## Exercise prompt:
Would you give the entries again word for word, with no pictures in the copy?

--- START ---

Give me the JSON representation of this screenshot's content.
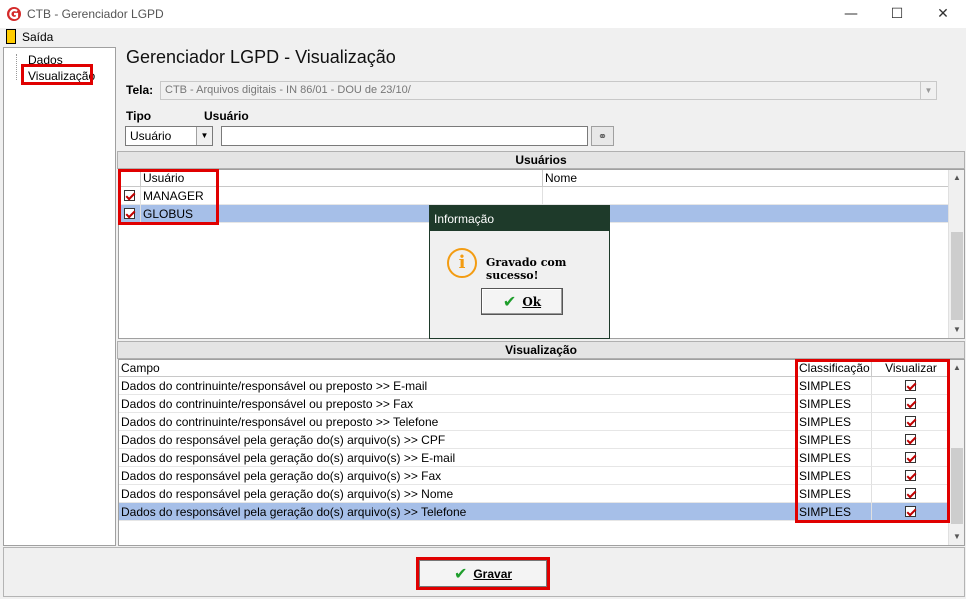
{
  "window": {
    "title": "CTB - Gerenciador LGPD",
    "minimize_icon": "minimize-icon",
    "maximize_icon": "maximize-icon",
    "close_icon": "close-icon"
  },
  "menu": {
    "exit_label": "Saída"
  },
  "tree": {
    "items": [
      "Dados",
      "Visualização"
    ],
    "selected": "Visualização"
  },
  "page_title": "Gerenciador LGPD - Visualização",
  "filters": {
    "tela_label": "Tela:",
    "tela_value": "CTB - Arquivos digitais - IN 86/01 - DOU de 23/10/",
    "tipo_label": "Tipo",
    "tipo_value": "Usuário",
    "usuario_label": "Usuário",
    "usuario_value": ""
  },
  "users_section": {
    "header": "Usuários",
    "columns": [
      "Usuário",
      "Nome"
    ],
    "rows": [
      {
        "checked": true,
        "usuario": "MANAGER",
        "nome": ""
      },
      {
        "checked": true,
        "usuario": "GLOBUS",
        "nome": "",
        "selected": true
      }
    ]
  },
  "visualization_section": {
    "header": "Visualização",
    "columns": [
      "Campo",
      "Classificação",
      "Visualizar"
    ],
    "rows": [
      {
        "campo": "Dados do contrinuinte/responsável ou preposto >> E-mail",
        "classificacao": "SIMPLES",
        "visualizar": true
      },
      {
        "campo": "Dados do contrinuinte/responsável ou preposto >> Fax",
        "classificacao": "SIMPLES",
        "visualizar": true
      },
      {
        "campo": "Dados do contrinuinte/responsável ou preposto >> Telefone",
        "classificacao": "SIMPLES",
        "visualizar": true
      },
      {
        "campo": "Dados do responsável pela geração do(s) arquivo(s) >> CPF",
        "classificacao": "SIMPLES",
        "visualizar": true
      },
      {
        "campo": "Dados do responsável pela geração do(s) arquivo(s) >> E-mail",
        "classificacao": "SIMPLES",
        "visualizar": true
      },
      {
        "campo": "Dados do responsável pela geração do(s) arquivo(s) >> Fax",
        "classificacao": "SIMPLES",
        "visualizar": true
      },
      {
        "campo": "Dados do responsável pela geração do(s) arquivo(s) >> Nome",
        "classificacao": "SIMPLES",
        "visualizar": true
      },
      {
        "campo": "Dados do responsável pela geração do(s) arquivo(s) >> Telefone",
        "classificacao": "SIMPLES",
        "visualizar": true,
        "selected": true
      }
    ]
  },
  "dialog": {
    "title": "Informação",
    "message": "Gravado com sucesso!",
    "ok_label": "Ok",
    "icon": "info-icon"
  },
  "footer": {
    "save_label": "Gravar"
  },
  "colors": {
    "highlight": "#e00000",
    "selection": "#a6bfe8",
    "dialog_title_bg": "#1e3a2a",
    "check_green": "#1f9e2c"
  }
}
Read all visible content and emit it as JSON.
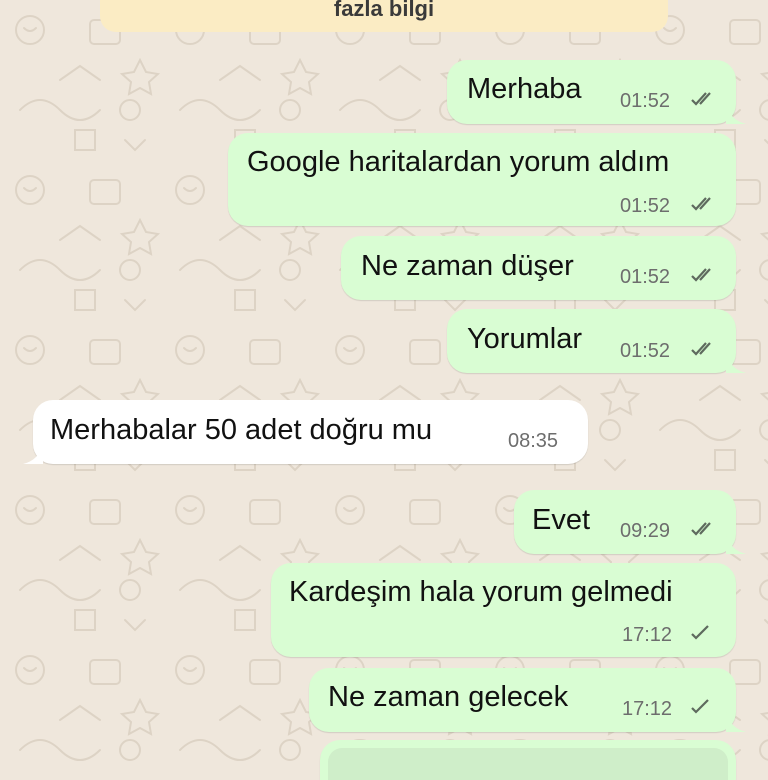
{
  "colors": {
    "outgoing_bubble": "#d9fdd3",
    "incoming_bubble": "#ffffff",
    "notice_bg": "#fbecc4",
    "wallpaper": "#efe7dc",
    "tick_color": "#5e6a5e"
  },
  "notice": {
    "text": "fazla bilgi"
  },
  "messages": [
    {
      "text": "Merhaba",
      "time": "01:52",
      "direction": "outgoing",
      "status": "read-double-tick-icon"
    },
    {
      "text": "Google haritalardan yorum aldım",
      "time": "01:52",
      "direction": "outgoing",
      "status": "read-double-tick-icon"
    },
    {
      "text": "Ne zaman düşer",
      "time": "01:52",
      "direction": "outgoing",
      "status": "read-double-tick-icon"
    },
    {
      "text": "Yorumlar",
      "time": "01:52",
      "direction": "outgoing",
      "status": "read-double-tick-icon"
    },
    {
      "text": "Merhabalar 50 adet doğru mu",
      "time": "08:35",
      "direction": "incoming"
    },
    {
      "text": "Evet",
      "time": "09:29",
      "direction": "outgoing",
      "status": "read-double-tick-icon"
    },
    {
      "text": "Kardeşim hala yorum gelmedi",
      "time": "17:12",
      "direction": "outgoing",
      "status": "sent-single-tick-icon"
    },
    {
      "text": "Ne zaman gelecek",
      "time": "17:12",
      "direction": "outgoing",
      "status": "sent-single-tick-icon"
    }
  ]
}
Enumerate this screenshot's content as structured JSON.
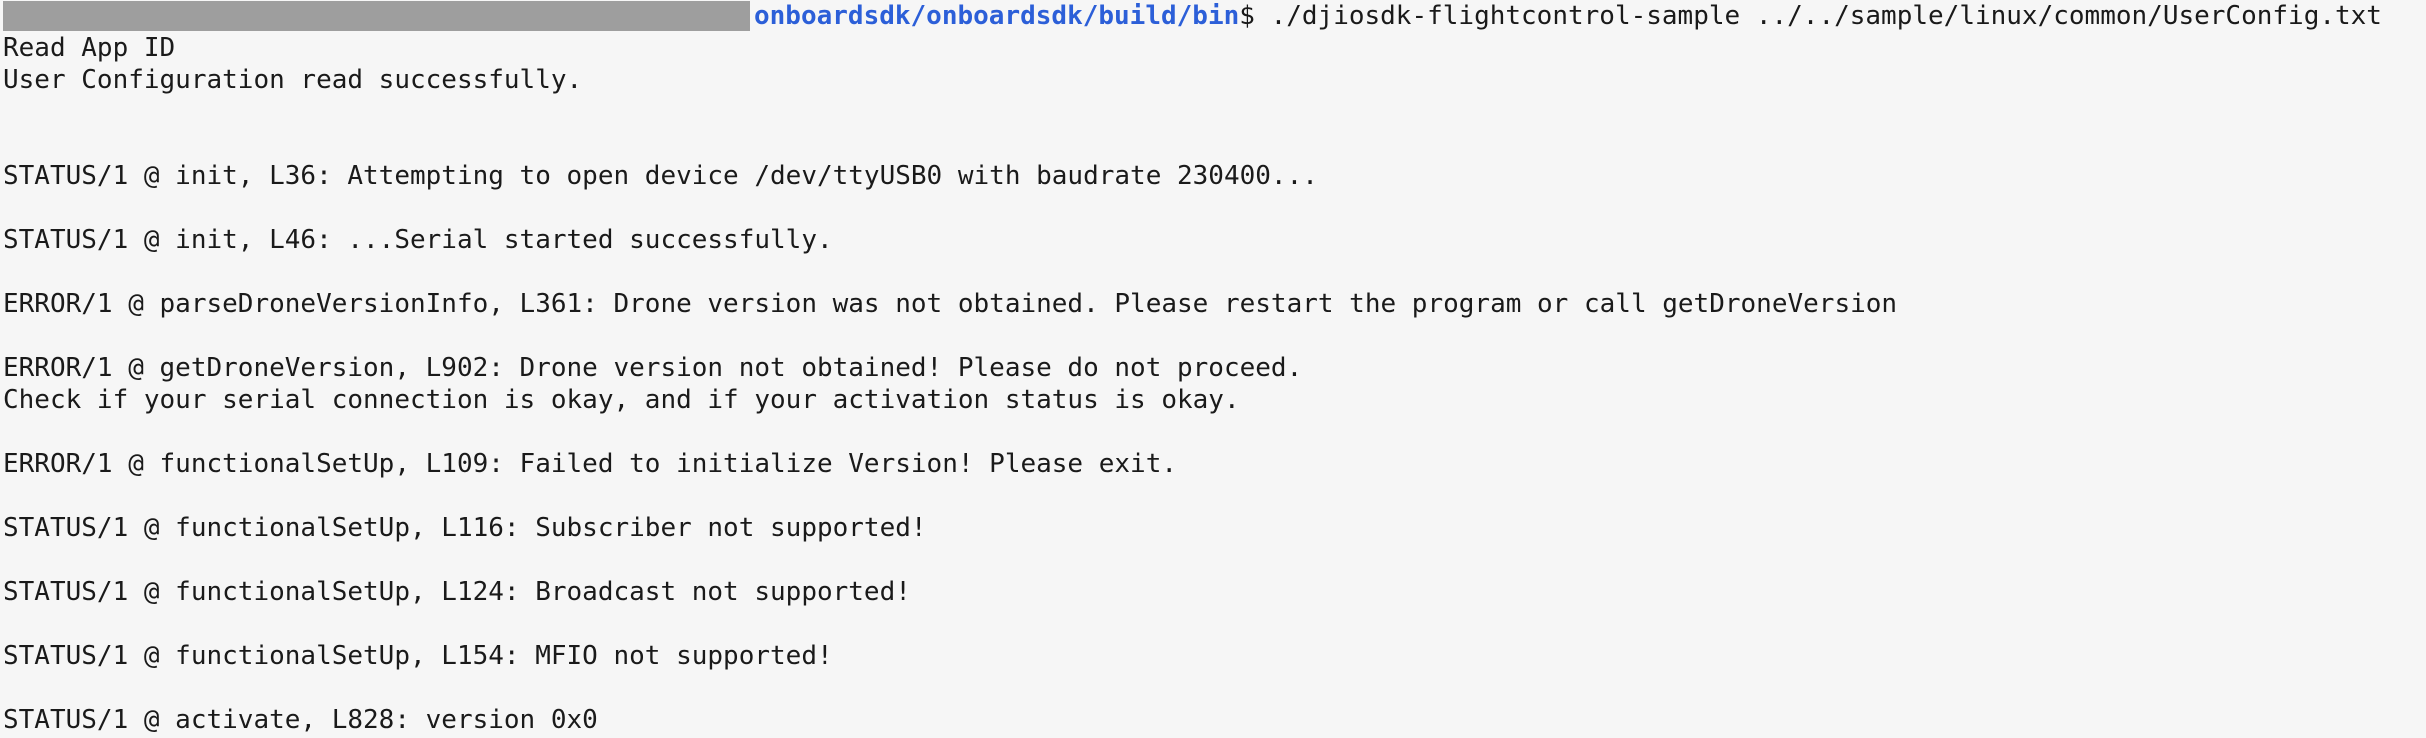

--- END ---

## Task answer:
Give me the JSON representation of this screenshot's content.
{
  "window": {
    "title": "CTB - Gerenciador LGPD",
    "minimize_icon": "minimize-icon",
    "maximize_icon": "maximize-icon",
    "close_icon": "close-icon"
  },
  "menu": {
    "exit_label": "Saída"
  },
  "tree": {
    "items": [
      "Dados",
      "Visualização"
    ],
    "selected": "Visualização"
  },
  "page_title": "Gerenciador LGPD - Visualização",
  "filters": {
    "tela_label": "Tela:",
    "tela_value": "CTB - Arquivos digitais - IN 86/01 - DOU de 23/10/",
    "tipo_label": "Tipo",
    "tipo_value": "Usuário",
    "usuario_label": "Usuário",
    "usuario_value": ""
  },
  "users_section": {
    "header": "Usuários",
    "columns": [
      "Usuário",
      "Nome"
    ],
    "rows": [
      {
        "checked": true,
        "usuario": "MANAGER",
        "nome": ""
      },
      {
        "checked": true,
        "usuario": "GLOBUS",
        "nome": "",
        "selected": true
      }
    ]
  },
  "visualization_section": {
    "header": "Visualização",
    "columns": [
      "Campo",
      "Classificação",
      "Visualizar"
    ],
    "rows": [
      {
        "campo": "Dados do contrinuinte/responsável ou preposto >> E-mail",
        "classificacao": "SIMPLES",
        "visualizar": true
      },
      {
        "campo": "Dados do contrinuinte/responsável ou preposto >> Fax",
        "classificacao": "SIMPLES",
        "visualizar": true
      },
      {
        "campo": "Dados do contrinuinte/responsável ou preposto >> Telefone",
        "classificacao": "SIMPLES",
        "visualizar": true
      },
      {
        "campo": "Dados do responsável pela geração do(s) arquivo(s) >> CPF",
        "classificacao": "SIMPLES",
        "visualizar": true
      },
      {
        "campo": "Dados do responsável pela geração do(s) arquivo(s) >> E-mail",
        "classificacao": "SIMPLES",
        "visualizar": true
      },
      {
        "campo": "Dados do responsável pela geração do(s) arquivo(s) >> Fax",
        "classificacao": "SIMPLES",
        "visualizar": true
      },
      {
        "campo": "Dados do responsável pela geração do(s) arquivo(s) >> Nome",
        "classificacao": "SIMPLES",
        "visualizar": true
      },
      {
        "campo": "Dados do responsável pela geração do(s) arquivo(s) >> Telefone",
        "classificacao": "SIMPLES",
        "visualizar": true,
        "selected": true
      }
    ]
  },
  "dialog": {
    "title": "Informação",
    "message": "Gravado com sucesso!",
    "ok_label": "Ok",
    "icon": "info-icon"
  },
  "footer": {
    "save_label": "Gravar"
  },
  "colors": {
    "highlight": "#e00000",
    "selection": "#a6bfe8",
    "dialog_title_bg": "#1e3a2a",
    "check_green": "#1f9e2c"
  }
}
Read all visible content and emit it as JSON.
{
  "colors": {
    "outgoing_bubble": "#d9fdd3",
    "incoming_bubble": "#ffffff",
    "notice_bg": "#fbecc4",
    "wallpaper": "#efe7dc",
    "tick_color": "#5e6a5e"
  },
  "notice": {
    "text": "fazla bilgi"
  },
  "messages": [
    {
      "text": "Merhaba",
      "time": "01:52",
      "direction": "outgoing",
      "status": "read-double-tick-icon"
    },
    {
      "text": "Google haritalardan yorum aldım",
      "time": "01:52",
      "direction": "outgoing",
      "status": "read-double-tick-icon"
    },
    {
      "text": "Ne zaman düşer",
      "time": "01:52",
      "direction": "outgoing",
      "status": "read-double-tick-icon"
    },
    {
      "text": "Yorumlar",
      "time": "01:52",
      "direction": "outgoing",
      "status": "read-double-tick-icon"
    },
    {
      "text": "Merhabalar 50 adet doğru mu",
      "time": "08:35",
      "direction": "incoming"
    },
    {
      "text": "Evet",
      "time": "09:29",
      "direction": "outgoing",
      "status": "read-double-tick-icon"
    },
    {
      "text": "Kardeşim hala yorum gelmedi",
      "time": "17:12",
      "direction": "outgoing",
      "status": "sent-single-tick-icon"
    },
    {
      "text": "Ne zaman gelecek",
      "time": "17:12",
      "direction": "outgoing",
      "status": "sent-single-tick-icon"
    }
  ]
}
Enumerate this screenshot's content as structured JSON.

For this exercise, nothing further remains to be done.